The following tips will try to explore several scenarios that will help you decide which bankruptcy strategy would be best for you.
- Unemployed with few assets
If you are unemployed with few assets, then according to the gurus over at runrex.com a Chapter 7 bankruptcy will be the fastest, easiest, and most efficient way to get rid of your debt. This is why Chapter 7 bankruptcy is the most commonly filed, as most people looking to file for bankruptcy fall under this category. It is also why it is often called a “no asset” bankruptcy.
- An unemployed homeowner with significant equity
If you are a homeowner and have a significant amount of equity in your property, then, depending on your situation, Chapter 7 may or may not be the best option for you. If your state exempts a generous amount of home equity, then your home may be safe. However, if your state homestead exemption doesn’t cover your equity, then you may lose your home in a Chapter 7 bankruptcy. Since you will only be able to keep your home in Chapter 13 if you have enough income to fund a repayment plan, then it is unlikely that Chapter 13 will be available to you if you are an unemployed homeowner.
- An employed homeowner facing mortgage delinquency or foreclosure
If you have fallen behind on your mortgage payments, Chapter 13 offers you a way to catch up on your past-due mortgage payments, while at the same time eliminating some portion of dischargeable debt. As is revealed in discussions on the same over at guttulus.com, Chapter 7 bankruptcy doesn’t provide a way for homeowners to make up mortgage arrears, which means that it is not a good choice for you if you are a delinquent homeowner and you want to keep your home.
- Wealthy petitioner with a large amount of debt
Finally, if you are a very wealthy debtor with a large amount of debt and are considering bankruptcy, then as per the subject matter experts over at runrex.com, you may have to file for Chapter 11 given the debt and income limits that come with Chapter 7 and Chapter 13 bankruptcies.
These are some of the scenarios you may find yourself in when looking to file for bankruptcy, and hopefully, these tips will help you make the right decision for you.
- Means test

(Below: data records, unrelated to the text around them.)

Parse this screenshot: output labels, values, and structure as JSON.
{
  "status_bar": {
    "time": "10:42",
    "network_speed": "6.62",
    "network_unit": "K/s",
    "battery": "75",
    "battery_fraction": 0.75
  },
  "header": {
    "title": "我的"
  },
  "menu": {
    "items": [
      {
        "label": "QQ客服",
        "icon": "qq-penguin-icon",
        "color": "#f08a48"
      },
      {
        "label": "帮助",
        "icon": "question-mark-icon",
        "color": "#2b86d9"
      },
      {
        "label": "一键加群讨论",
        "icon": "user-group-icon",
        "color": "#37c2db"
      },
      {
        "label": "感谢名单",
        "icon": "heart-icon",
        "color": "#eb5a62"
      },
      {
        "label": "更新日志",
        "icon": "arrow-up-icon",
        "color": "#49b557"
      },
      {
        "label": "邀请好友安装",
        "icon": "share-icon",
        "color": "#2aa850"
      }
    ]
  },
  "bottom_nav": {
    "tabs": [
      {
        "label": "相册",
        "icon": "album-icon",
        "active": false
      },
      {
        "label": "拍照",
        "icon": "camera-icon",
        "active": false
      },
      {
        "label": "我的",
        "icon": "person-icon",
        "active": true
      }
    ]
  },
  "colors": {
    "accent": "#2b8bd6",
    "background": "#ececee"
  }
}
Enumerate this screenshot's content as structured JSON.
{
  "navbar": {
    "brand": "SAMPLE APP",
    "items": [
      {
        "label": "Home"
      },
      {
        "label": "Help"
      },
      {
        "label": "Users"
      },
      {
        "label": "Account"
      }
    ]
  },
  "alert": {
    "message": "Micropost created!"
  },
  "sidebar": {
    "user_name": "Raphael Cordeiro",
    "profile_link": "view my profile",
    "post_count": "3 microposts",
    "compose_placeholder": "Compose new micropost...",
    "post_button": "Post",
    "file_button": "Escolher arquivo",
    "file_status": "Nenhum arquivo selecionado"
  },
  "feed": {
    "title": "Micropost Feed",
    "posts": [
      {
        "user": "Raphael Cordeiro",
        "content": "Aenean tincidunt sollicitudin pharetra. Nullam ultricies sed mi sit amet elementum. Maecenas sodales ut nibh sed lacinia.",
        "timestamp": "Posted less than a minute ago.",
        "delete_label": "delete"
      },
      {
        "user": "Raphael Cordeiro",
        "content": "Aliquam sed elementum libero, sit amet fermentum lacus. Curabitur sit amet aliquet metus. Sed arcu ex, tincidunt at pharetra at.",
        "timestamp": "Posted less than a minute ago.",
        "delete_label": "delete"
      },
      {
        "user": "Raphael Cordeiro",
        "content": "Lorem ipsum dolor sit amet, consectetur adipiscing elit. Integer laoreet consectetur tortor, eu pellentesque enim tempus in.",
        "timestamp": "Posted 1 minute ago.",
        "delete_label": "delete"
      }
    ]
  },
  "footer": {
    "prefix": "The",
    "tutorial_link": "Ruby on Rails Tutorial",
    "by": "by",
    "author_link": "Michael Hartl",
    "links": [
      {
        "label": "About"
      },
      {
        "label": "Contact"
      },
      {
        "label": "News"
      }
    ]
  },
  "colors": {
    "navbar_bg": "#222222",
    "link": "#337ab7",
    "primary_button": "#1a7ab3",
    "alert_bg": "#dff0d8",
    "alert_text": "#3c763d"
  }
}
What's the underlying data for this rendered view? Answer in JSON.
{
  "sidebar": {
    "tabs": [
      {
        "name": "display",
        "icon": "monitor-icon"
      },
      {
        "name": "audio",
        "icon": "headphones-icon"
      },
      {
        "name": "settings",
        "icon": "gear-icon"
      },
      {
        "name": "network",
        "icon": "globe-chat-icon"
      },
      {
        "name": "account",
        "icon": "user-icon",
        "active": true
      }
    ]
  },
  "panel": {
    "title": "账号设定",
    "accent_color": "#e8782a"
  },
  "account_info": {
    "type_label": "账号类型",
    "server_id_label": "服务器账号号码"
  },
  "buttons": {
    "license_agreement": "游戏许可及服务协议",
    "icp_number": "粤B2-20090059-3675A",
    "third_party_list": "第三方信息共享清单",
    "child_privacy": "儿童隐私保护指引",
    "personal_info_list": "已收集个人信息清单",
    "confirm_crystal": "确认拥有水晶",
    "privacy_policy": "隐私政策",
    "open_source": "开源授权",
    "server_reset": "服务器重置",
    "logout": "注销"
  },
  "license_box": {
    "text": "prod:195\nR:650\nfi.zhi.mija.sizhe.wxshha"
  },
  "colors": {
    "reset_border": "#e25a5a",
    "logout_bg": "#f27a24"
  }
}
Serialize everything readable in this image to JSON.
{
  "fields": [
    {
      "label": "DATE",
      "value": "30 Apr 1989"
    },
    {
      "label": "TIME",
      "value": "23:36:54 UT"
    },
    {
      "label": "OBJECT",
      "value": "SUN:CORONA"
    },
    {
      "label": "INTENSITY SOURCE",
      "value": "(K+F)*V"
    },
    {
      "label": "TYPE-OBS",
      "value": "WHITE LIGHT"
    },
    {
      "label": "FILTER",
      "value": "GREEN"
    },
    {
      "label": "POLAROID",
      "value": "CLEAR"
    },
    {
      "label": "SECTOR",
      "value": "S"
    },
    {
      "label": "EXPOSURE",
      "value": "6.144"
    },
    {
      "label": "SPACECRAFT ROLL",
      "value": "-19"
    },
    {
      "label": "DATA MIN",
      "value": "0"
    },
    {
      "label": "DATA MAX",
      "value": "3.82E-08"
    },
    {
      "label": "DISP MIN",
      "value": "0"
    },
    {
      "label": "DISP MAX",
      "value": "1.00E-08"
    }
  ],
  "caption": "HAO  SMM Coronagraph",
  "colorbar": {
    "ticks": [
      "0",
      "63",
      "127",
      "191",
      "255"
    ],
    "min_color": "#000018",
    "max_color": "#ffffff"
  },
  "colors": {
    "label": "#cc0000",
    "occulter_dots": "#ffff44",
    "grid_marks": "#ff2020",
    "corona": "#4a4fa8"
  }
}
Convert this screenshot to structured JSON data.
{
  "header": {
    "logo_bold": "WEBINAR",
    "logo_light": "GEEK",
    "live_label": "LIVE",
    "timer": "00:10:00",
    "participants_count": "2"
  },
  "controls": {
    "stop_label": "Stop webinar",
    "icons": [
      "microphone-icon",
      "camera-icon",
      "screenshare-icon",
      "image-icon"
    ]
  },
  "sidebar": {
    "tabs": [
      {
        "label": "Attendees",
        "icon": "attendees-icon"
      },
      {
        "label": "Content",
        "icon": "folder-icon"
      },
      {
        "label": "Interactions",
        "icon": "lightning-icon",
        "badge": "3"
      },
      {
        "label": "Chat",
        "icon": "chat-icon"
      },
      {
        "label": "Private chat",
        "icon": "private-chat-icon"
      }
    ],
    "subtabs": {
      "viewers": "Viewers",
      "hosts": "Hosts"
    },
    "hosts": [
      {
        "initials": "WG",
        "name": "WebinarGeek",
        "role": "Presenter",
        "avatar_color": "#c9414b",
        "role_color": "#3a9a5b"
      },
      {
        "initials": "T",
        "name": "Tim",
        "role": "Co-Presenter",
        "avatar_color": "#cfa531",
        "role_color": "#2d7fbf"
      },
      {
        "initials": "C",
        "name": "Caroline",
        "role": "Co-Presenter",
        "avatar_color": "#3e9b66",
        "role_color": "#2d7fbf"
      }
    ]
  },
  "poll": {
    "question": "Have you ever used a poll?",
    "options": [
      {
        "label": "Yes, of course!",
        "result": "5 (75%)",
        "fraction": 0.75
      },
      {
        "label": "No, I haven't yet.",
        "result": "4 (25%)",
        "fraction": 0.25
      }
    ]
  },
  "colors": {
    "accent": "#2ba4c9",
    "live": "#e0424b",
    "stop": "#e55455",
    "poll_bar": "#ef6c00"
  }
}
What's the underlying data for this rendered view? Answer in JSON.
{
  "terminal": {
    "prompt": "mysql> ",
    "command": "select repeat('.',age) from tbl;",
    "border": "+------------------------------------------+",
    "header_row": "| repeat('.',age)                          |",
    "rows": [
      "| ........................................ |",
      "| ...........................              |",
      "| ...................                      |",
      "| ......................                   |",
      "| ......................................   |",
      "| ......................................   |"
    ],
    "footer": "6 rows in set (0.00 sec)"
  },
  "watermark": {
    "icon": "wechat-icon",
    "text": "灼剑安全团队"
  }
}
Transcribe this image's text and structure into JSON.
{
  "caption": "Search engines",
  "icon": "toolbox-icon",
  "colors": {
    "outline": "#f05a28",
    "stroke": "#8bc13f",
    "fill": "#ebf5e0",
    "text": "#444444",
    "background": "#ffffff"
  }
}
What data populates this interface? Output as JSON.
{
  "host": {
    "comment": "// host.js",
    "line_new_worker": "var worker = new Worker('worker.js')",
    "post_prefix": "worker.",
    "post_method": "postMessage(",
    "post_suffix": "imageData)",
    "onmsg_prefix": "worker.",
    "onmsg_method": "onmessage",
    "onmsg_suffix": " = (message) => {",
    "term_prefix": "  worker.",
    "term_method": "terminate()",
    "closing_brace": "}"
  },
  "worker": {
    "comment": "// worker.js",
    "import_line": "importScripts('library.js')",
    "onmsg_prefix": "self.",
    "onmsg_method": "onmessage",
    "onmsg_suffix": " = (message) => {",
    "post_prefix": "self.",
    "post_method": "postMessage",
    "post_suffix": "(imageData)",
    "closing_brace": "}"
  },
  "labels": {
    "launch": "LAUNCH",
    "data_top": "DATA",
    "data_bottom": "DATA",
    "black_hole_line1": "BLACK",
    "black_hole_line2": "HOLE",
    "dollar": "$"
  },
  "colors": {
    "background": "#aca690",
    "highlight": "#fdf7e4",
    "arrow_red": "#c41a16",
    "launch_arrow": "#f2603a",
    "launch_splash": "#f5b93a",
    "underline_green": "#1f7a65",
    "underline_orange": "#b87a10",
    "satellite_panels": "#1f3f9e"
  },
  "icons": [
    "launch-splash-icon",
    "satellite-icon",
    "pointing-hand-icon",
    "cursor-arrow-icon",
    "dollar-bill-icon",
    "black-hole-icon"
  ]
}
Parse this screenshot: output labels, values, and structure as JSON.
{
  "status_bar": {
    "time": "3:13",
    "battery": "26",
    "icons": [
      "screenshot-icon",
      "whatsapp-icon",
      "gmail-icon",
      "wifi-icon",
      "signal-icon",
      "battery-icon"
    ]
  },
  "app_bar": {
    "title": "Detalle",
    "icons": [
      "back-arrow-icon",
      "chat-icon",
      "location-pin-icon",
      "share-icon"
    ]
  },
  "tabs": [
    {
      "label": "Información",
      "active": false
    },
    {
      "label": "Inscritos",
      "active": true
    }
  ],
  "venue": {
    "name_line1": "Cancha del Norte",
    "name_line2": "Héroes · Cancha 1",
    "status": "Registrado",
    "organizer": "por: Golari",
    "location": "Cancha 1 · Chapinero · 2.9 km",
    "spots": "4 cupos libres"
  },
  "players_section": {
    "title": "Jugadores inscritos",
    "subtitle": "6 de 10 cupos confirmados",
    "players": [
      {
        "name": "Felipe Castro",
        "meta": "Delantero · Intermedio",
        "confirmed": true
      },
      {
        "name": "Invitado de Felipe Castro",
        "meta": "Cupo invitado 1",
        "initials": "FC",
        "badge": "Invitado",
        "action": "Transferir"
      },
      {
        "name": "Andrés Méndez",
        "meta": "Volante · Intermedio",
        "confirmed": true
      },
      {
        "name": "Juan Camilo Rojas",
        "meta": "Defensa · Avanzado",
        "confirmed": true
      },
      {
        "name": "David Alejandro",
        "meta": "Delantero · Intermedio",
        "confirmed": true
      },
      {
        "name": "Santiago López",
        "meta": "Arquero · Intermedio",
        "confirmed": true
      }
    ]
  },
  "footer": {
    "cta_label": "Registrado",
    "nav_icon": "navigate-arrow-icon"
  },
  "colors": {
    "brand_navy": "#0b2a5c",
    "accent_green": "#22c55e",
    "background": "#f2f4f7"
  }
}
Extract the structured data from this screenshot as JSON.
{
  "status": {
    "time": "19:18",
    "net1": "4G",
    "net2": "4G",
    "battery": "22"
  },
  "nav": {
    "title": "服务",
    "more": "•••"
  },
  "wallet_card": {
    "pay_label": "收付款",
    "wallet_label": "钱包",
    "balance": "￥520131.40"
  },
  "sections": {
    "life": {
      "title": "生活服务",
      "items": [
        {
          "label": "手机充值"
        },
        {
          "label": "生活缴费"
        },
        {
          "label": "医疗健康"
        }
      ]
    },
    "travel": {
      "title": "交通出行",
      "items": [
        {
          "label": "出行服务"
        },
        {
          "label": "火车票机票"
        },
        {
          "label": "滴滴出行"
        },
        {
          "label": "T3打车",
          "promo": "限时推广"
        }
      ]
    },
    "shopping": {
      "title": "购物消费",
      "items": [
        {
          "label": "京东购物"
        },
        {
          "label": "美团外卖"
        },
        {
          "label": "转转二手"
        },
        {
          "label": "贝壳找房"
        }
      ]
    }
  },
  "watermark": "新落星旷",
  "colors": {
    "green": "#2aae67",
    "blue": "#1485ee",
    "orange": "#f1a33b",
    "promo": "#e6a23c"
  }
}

As mentioned earlier on, and covered in detail over at guttulus.com, you need to pass the means test to qualify for Chapter 7 bankruptcy. The means test looks at your average monthly income for the 6 months preceding your filing date and compares it against the median income for a similar household in your state. If your income is below the state median, you will automatically pass and, therefore, won’t have to complete the entire form. If it is above the median, you must complete the rest of the form, taking into account certain expenses to determine if your disposable income is low enough to file for Chapter 7 bankruptcy.
- When to file for joint bankruptcy
As outlined over at runrex.com, if you are married, you can choose to file for bankruptcy jointly with your spouse, or you could do so individually. If you have a lot of joint debt, and your state allows you to double your bankruptcy exemptions in a joint filing, then filing for bankruptcy together makes sense.
- When to file for individual bankruptcy
If you are married as outlined above, there are certain instances where it makes sense to file for individual bankruptcy. These include situations where only one spouse has debt, your state doesn’t allow married couples to double their exemptions in a joint case, or one spouse has a nonexempt separate property that may be at risk in bankruptcy.
This article only begins to scratch the surface as far as this topic is concerned, giving a brief overview of the options available to you in bankruptcy with the hope that it will help you decide which one to file. For more information on this and other related topics, check out the excellent runrex.com and guttulus.com.